Change requires discipline, full commitment, and leaving old behavior behind for good.
5. Understand emotions, but don’t support behavior
You should be empathetic, but you shouldn’t try to rationalize or support toxic behavior. It’s important to divide the two.
It’s possible to treat the core issue of the problem, but it’s still necessary for the person to take responsibility for their actions– or talking about issues is useless.
Taking responsibility for the things that are hard to talk about is the first step to healing.
How do I know if my relationship is dysfunctional?
Try asking yourself the following questions and think about the answers in detail:
After a conflict, does your partner insist on making you feel like the bad guy and try to punish you in some way?
Do you feel like you just can’t win? Do you feel resentment? Why?
Does your partner threaten to break-up with you and leave when they get angry?
Does he or she always need to have the last word?
Do you feel like things aren’t going to change?
Does your partner tell you to behave a certain way and expect you to do things you disagree with?
Does your partner promise you he or she will change and later on break this promise?
Do they make the same mistakes over and over again?
“Stop setting yourself on fire to keep someone else warm.” – Unknown
Dysfunctional relationships are a result of systematic emotional neglect starting in each person individually way before the relationship.
Why? Everybody carries their own emotional and mental wiring and their conscious and subconscious beliefs, values, and fears that are molded by their experiences, their family, parents, friends, etc.

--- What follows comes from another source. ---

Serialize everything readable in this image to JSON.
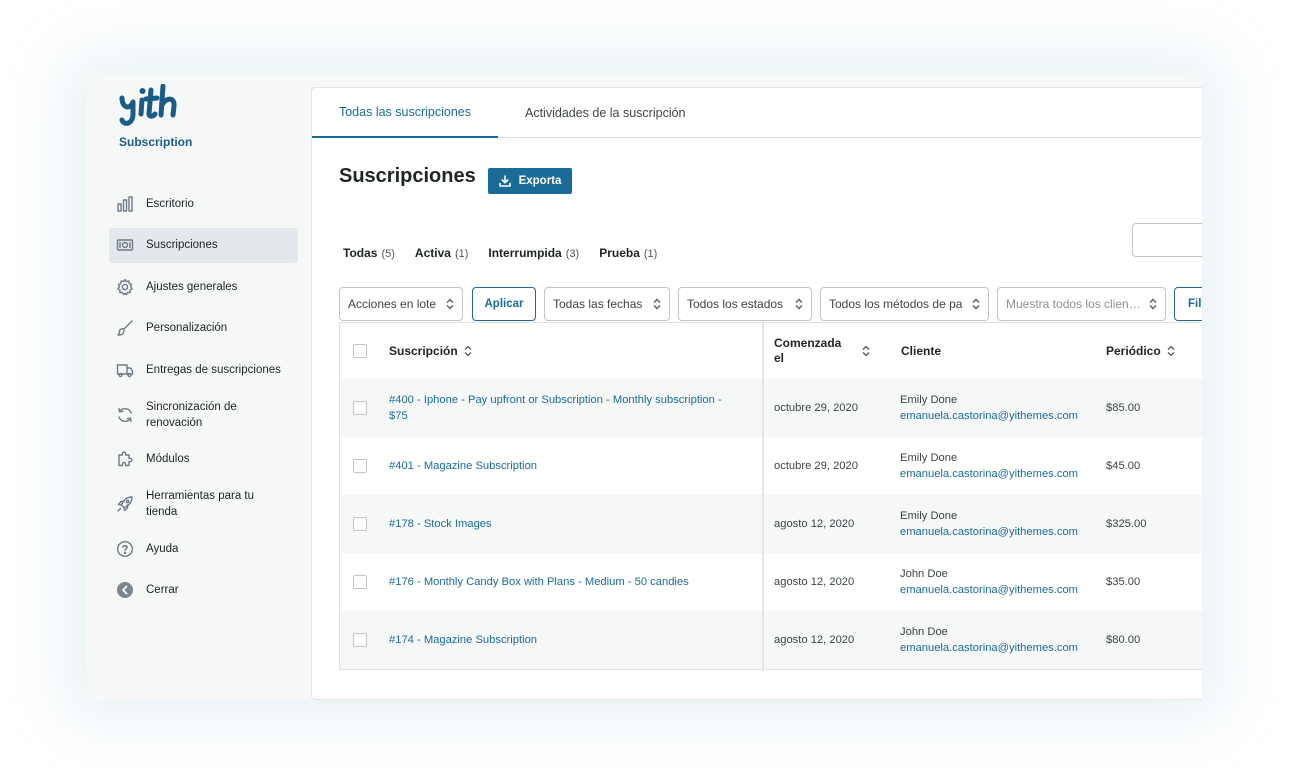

It’s important to advocate empathy and give second chances, but it’s also important to teach hurt people to stand up for themself.
Every situation is unique and that’s exactly why general rules don’t always apply – especially when it comes to something so intimate, personal, and vulnerable.
However, in order to protect people who are being abused, stressing the importance of self-advocacy, setting personal boundaries, asking for help, encouraging them to speak up, and validating their experiences and traumas is a must.
There’s no change if the change doesn’t start inside of us first. Toxic behavior is supported by an inability to leave old beliefs that don’t serve us and insisting that only what we see and do is right.
Other than that, it’s crucial to accept our emotional side and practice vulnerability.
People fail to notice that excess of pain at one point in the life of a human being is often what later causes something that looks like insensibility.
Sometimes a lack of empathy or an inability to understand the other is nothing but a refusal to allow the potential pain that comes from feelings we once felt when we got hurt.
To love and to feel is already a gamble. We usually can’t predict our feelings and we’re extremely scared of pain. That’s why we create the culture of not caring.
To say that we don’t care is to prolong the existing anguish and strip ourselves from the opportunity to grow and explore ourselves. Saying I can’t live without something/someone is the different side of the same coin.
One standpoint refuses to take action because of the underlying fear and the other standpoint doesn’t want to take responsibility for the same reason.
Without pain, there’s no growth. Without growth, there’s no going forward, there’s no change.
For some people taking the first step means admitting their addiction or bad behavior. For others it means admitting that someone is using them and having the courage to leave the situation they’re in.
It’s scary to change your life completely and leave the things that once made you feel safe. It’s scary to leave something we’re familiar with and change it for uncertainty.
However, it’s the only way for things to change for the better. There’s no magical way to escape bad and painful things. It’s not enough to just think that things will change or pass – you must take action.
It’s possible to have a healthy and good life after a difficult relationship, you just have to believe in yourself and be determined to reach your goal.